 See Privacy Blueprint at 11-14.
 See Privacy Blueprint at 15-19.
 For simplicity, this discussion refers to personal data uses. The discussion applies equally to personal data collection and disclosure.
 See Privacy Blueprint at 31-33.
 See Privacy Blueprint at 35-39.
 Privacy Blueprint at 35-36.
 See NTIA, Multistakeholder Process to Develop Consumer Data Privacy Codes of Conduct, 77 Fed. Reg. 13098, Mar. 5, 2012, available at http://www.ntia.doc.gov/federal-register-notice/2012/multistakeholder-process-develop-consumer-data-privacy-codes-conduct .
 See, e.g., European Commission, Commission Proposes a Comprehensive Reform of the Data Protection Rules, Jan. 25, 2012, available at http://ec.europa.eu/justice/newsroom/data-protection/news/120125_en.htm ; Hunton & Williams, Mexico Issues New Privacy Regulations Effective December 22, 2011, Privacy and Security Law Blog, Dec. 21, 2011, available at http://www.huntonprivacyblog.com/2011/12/articles/mexico-issues-new-privacy-regulations-effective-december-22-2011/ ; ABS-CBN News, Senate Approves Data Privacy Act on 3rd Reading, Mar. 20, 2012, available at http://www.abs-cbnnews.com/business/03/20/12/senate-approves-data-privacy-act-3rd-reading  (reporting on legislation in the Philippines); Kevin Kwang, Singapore Seeks Input for Data Protection Law, ZDNet, Sept. 14, 2011, available at http://www.zdnetasia.com/singapore-seeks-input-for-data-protection-law-62302071.htm .
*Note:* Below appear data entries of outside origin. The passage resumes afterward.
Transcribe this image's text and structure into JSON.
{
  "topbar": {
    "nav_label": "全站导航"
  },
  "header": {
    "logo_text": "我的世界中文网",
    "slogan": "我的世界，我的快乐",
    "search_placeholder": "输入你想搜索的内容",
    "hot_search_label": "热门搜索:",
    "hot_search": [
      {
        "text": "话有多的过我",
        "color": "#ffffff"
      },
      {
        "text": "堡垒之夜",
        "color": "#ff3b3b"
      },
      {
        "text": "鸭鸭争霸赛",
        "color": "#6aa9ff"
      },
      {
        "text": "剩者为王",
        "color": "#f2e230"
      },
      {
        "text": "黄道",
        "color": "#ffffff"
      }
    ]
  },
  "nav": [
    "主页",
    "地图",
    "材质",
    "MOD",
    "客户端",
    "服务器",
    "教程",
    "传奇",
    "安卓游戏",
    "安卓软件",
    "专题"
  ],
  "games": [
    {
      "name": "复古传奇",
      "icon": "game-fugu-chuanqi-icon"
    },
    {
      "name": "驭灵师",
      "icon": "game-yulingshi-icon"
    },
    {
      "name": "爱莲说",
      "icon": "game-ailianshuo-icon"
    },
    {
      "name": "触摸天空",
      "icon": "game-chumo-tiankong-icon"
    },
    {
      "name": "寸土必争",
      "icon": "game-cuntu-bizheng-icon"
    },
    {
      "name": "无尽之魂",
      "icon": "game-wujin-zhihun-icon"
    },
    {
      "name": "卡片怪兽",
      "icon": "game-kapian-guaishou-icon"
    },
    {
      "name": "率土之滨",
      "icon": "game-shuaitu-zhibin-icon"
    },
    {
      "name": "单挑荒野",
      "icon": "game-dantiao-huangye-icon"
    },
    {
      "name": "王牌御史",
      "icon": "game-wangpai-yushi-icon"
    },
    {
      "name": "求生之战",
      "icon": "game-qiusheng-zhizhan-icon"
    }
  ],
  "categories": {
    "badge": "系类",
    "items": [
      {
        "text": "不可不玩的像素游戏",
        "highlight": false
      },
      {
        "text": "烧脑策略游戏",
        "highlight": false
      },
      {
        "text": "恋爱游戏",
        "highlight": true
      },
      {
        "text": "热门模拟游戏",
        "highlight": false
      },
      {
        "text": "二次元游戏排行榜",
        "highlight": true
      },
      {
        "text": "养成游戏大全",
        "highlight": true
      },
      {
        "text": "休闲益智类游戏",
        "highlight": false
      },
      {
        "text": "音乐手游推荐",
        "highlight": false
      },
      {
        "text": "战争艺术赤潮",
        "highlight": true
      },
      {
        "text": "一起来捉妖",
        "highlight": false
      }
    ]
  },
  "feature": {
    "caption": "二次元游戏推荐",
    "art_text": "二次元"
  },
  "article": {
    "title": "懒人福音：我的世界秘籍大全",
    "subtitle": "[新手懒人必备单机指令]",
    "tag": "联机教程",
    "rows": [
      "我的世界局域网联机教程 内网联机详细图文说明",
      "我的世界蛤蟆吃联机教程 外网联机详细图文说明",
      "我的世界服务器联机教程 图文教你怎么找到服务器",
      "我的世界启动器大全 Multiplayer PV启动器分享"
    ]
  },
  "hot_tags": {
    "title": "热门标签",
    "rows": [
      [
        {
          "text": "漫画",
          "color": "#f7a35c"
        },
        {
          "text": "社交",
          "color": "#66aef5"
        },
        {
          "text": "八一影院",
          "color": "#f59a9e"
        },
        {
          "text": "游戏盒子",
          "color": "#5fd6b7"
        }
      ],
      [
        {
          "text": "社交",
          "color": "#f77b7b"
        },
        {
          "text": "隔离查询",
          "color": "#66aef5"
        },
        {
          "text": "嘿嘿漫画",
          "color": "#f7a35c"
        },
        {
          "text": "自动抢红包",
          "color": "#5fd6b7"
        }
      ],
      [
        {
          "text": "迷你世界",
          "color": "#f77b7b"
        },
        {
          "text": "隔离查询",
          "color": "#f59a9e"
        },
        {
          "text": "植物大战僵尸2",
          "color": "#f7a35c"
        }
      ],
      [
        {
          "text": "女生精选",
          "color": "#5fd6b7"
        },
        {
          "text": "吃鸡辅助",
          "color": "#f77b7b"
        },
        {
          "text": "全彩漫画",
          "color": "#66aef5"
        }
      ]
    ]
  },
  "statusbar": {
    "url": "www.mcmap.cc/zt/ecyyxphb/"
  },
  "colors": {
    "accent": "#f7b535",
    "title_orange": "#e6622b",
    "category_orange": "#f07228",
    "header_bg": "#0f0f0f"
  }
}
 The Department’s International Trade Administration (ITA) has played an integral role in establishing frameworks for interoperability. For example, the U.S.-EU and U.S.-Swiss Safe Harbor Frameworks establish significant interoperability between the United States and Europe. These Frameworks allow companies to self-certify that they comply with requirements under the EU Data Protection Directive, subject to FTC enforcement of these representations. More than 3,000 companies have participated in the Safe Harbor Frameworks, enabling them to transfer personal data from the EU to the United States. As a result, the Safe Harbor Frameworks have effectively reduced barriers to personal data flow and thereby support trade and economic growth. See generally Department of Commerce, Export.gov – Safe Harbor, available at http://export.gov/safeharbor/  (last visited Mar. 16, 2012). In addition, ITA, along with the FTC, is helping to implement the Asia-Pacific Economic Cooperation’s (APEC) voluntary system of Cross Border Privacy Rules, which will facilitate transnational mutual recognition among APEC’s 21 member economies. See APEC, Electronic Commerce Steering Group, available at http://apec.org/Groups/Committee-on-Trade-and-Investment/Electronic-Commerce-Steering-Group.aspx  (last visited Mar. 16, 2012).
 U.S.-EU Joint Statement on Privacy from EU Commission Vice-President Viviane Reding and U.S. Commerce Secretary John Bryson, Mar. 19, 2012, available at http://www.commerce.gov/news/press-releases/2012/03/19/us-eu-joint-statement-privacy-eu-commission-vice-president-viviane-re . The full text of the Joint Statement is included as an attachment to this testimony.
 These objectives of encouraging international cooperation for effective commercial data privacy protections and promoting and enhancing multistakeholder venues to discuss Internet policy issues are important elements of the Administration’s overall cyberspace policy framework. See The White House, International Strategy for Cyberspace: Prosperity, Security, and Openness in a Networked World, at 22, 24, May 2011, available at http://www.whitehouse.gov/sites/default/files/rss_viewer/international_strategy_for_cyberspace.pdf .